One of the reasons I first became interested in the career coaching and resume writing business was to help our military veterans successfully transition into good-paying civilian roles that reward their years of dedication, experience, and discipline. Frankly, I think every organization could benefit from having military veterans on their team.
Unfortunately, this is easier said than done. Even organizations that want to recruit and hire military veterans have difficulty recognizing when they find a candidate with the requisite skills and experience they’re seeking. Why? Because, unless the hiring manager or recruiter has military experience themselves, they often don’t understand the terminology in a candidate’s military history. In essence, they’re reading a resume or job application as if it’s in another language.
So, how can military veterans overcome this obstacle?
It starts with two simple steps:
- Focus on what portions of your military training, experience, and achievements are directly correlated with the job or career path you’re seeking; and
- Translate that information into terminology that is consistent with the job posting.
Step 1: Focus on What’s Important
Create a list of your relevant courses, training, and awards (or other recognition) to demonstrate your achievements. It’s important to focus on those that translate to the industry or job you’re seeking.
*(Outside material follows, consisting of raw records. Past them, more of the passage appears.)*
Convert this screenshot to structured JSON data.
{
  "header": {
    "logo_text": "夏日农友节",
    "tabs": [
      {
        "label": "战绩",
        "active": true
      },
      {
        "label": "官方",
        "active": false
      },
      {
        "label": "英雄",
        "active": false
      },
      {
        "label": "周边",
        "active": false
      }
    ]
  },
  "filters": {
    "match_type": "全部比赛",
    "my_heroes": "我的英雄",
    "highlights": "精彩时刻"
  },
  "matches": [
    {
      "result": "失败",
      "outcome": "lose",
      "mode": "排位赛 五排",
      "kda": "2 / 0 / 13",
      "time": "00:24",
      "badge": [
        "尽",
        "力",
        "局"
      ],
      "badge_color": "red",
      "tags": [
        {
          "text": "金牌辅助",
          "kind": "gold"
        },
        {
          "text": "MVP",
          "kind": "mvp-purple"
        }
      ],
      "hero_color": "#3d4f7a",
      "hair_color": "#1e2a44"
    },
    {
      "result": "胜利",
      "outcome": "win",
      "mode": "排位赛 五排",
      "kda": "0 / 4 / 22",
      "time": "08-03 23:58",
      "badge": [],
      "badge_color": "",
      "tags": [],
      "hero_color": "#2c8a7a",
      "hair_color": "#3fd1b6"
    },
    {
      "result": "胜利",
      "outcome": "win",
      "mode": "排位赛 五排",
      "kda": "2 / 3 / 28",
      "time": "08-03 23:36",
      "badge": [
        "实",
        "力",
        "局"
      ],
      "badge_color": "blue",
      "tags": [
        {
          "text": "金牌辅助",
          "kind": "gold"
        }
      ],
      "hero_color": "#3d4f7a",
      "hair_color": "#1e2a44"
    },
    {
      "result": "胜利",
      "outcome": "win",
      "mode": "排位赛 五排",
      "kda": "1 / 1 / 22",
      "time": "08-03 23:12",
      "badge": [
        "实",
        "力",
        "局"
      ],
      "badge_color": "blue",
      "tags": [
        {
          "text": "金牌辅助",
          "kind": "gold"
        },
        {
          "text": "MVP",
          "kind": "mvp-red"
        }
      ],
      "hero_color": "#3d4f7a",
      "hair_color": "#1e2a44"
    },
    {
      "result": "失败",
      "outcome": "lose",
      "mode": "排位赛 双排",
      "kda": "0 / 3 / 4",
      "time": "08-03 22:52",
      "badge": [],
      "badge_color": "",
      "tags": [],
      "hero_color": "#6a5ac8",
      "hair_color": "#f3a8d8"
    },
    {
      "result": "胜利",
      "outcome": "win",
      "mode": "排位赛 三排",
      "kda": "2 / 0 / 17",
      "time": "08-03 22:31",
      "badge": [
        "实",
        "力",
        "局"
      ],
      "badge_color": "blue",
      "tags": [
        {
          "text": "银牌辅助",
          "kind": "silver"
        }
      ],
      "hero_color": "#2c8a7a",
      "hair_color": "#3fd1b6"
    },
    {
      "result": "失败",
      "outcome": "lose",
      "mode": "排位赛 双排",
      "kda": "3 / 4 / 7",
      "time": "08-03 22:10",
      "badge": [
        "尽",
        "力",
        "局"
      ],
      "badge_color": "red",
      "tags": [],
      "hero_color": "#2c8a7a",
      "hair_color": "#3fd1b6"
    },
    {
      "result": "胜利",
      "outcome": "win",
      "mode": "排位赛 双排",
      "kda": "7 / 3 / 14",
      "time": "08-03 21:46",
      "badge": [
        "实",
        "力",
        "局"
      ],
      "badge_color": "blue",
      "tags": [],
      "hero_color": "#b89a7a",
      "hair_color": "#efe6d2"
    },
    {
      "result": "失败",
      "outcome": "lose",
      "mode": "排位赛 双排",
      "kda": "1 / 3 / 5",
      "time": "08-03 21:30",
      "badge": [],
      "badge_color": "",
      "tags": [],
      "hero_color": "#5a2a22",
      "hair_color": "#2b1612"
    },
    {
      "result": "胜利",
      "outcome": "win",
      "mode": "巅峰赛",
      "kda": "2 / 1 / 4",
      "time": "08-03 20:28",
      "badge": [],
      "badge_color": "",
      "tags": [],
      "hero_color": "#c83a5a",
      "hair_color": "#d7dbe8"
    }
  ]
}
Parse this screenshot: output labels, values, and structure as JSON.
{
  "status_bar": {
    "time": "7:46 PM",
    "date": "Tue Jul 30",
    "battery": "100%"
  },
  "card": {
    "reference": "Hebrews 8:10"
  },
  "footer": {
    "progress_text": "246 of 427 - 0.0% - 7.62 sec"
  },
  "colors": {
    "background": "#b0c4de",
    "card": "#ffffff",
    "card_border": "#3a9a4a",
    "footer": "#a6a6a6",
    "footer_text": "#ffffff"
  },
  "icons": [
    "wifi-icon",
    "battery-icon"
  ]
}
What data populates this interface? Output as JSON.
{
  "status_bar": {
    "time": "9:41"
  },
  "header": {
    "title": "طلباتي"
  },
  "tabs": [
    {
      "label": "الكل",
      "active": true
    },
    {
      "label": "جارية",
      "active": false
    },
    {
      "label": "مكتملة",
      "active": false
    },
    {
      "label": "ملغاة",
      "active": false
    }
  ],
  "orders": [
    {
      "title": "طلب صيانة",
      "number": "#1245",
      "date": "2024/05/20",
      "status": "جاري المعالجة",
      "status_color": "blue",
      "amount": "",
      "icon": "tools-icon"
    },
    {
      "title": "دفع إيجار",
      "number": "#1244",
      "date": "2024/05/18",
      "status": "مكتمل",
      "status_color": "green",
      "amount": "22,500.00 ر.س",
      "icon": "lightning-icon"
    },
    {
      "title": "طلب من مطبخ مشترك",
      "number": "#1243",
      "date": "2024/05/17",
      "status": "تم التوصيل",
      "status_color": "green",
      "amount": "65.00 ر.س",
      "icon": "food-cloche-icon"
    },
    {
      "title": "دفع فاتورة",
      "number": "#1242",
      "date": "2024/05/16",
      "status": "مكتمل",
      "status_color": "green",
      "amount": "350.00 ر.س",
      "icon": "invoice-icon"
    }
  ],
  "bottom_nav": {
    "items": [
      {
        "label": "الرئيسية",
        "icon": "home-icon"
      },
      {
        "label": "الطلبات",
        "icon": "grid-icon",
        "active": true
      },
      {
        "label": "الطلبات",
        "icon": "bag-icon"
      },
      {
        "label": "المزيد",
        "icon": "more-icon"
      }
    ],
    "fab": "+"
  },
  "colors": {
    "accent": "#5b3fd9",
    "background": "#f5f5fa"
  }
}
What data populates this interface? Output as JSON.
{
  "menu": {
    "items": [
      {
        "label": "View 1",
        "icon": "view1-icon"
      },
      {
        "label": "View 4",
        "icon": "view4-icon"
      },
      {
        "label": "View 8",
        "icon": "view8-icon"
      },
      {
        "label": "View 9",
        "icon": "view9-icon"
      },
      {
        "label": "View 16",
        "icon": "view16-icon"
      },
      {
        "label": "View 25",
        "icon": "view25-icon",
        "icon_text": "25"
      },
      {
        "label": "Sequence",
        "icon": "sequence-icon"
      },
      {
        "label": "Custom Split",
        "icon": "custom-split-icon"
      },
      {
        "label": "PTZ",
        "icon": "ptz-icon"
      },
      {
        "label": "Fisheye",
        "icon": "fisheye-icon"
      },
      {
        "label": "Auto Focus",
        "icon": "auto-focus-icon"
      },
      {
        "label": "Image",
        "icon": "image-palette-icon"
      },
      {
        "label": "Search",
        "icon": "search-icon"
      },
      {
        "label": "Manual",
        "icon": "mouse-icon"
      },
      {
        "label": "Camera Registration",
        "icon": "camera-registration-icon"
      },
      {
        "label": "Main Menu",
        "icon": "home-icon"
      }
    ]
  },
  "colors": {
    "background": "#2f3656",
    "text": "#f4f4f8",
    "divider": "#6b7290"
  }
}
You don’t want a recruiter or hiring manager to miss out on key achievements because they’re distracted by other parts of your military service that are not critical to the civilian role you wish to secure.
I actually ask all of my resume or LinkedIn profile clients, not just veterans, to do this. It’s important for any job seeker to be able to filter out all of the noise and focus on what makes them unique, how they’ve demonstrated excellence in their past experiences, and why that should matter to a potential employer.
Step 2: Translate Military Jargon into Job Posting Lingo
As we discussed in our overview of applicant tracking systems, mirroring the language used in job postings of interest to you helps an ATS match your experience to the skills and experience that the potential employer is seeking. It goes without saying that you should never misrepresent your experience, but you can increase your chances of being selected for further consideration if you appropriately focus your experience.
As previously mentioned, this is especially important when it comes to military jargon. Most civilians simply don’t understand what this means. It may as well be written in another language because it simply doesn’t translate. It’s important for candidates to make the hiring manager or recruiter’s job as easy as possible – don’t make them guess as to what something on your resume means or why it should matter to them. This applies to acronyms, job titles, etc.
For example, here is a bullet from a recent client’s resume. “Managed a platoon of soldiers with various skill sets.” We translated that to say, “Led a team of 35 soldiers with jobs across 4 skill sets including logistics, maintenance, and transportation.”
The above is a great way to start the process of honing your personal brand as a job seeker in the civilian sector. Unfortunately, the transition from the military to the civilian workforce can be rocky for many. If you’re interested in some professional help, we offer discounts for military veterans. Contact us for more information.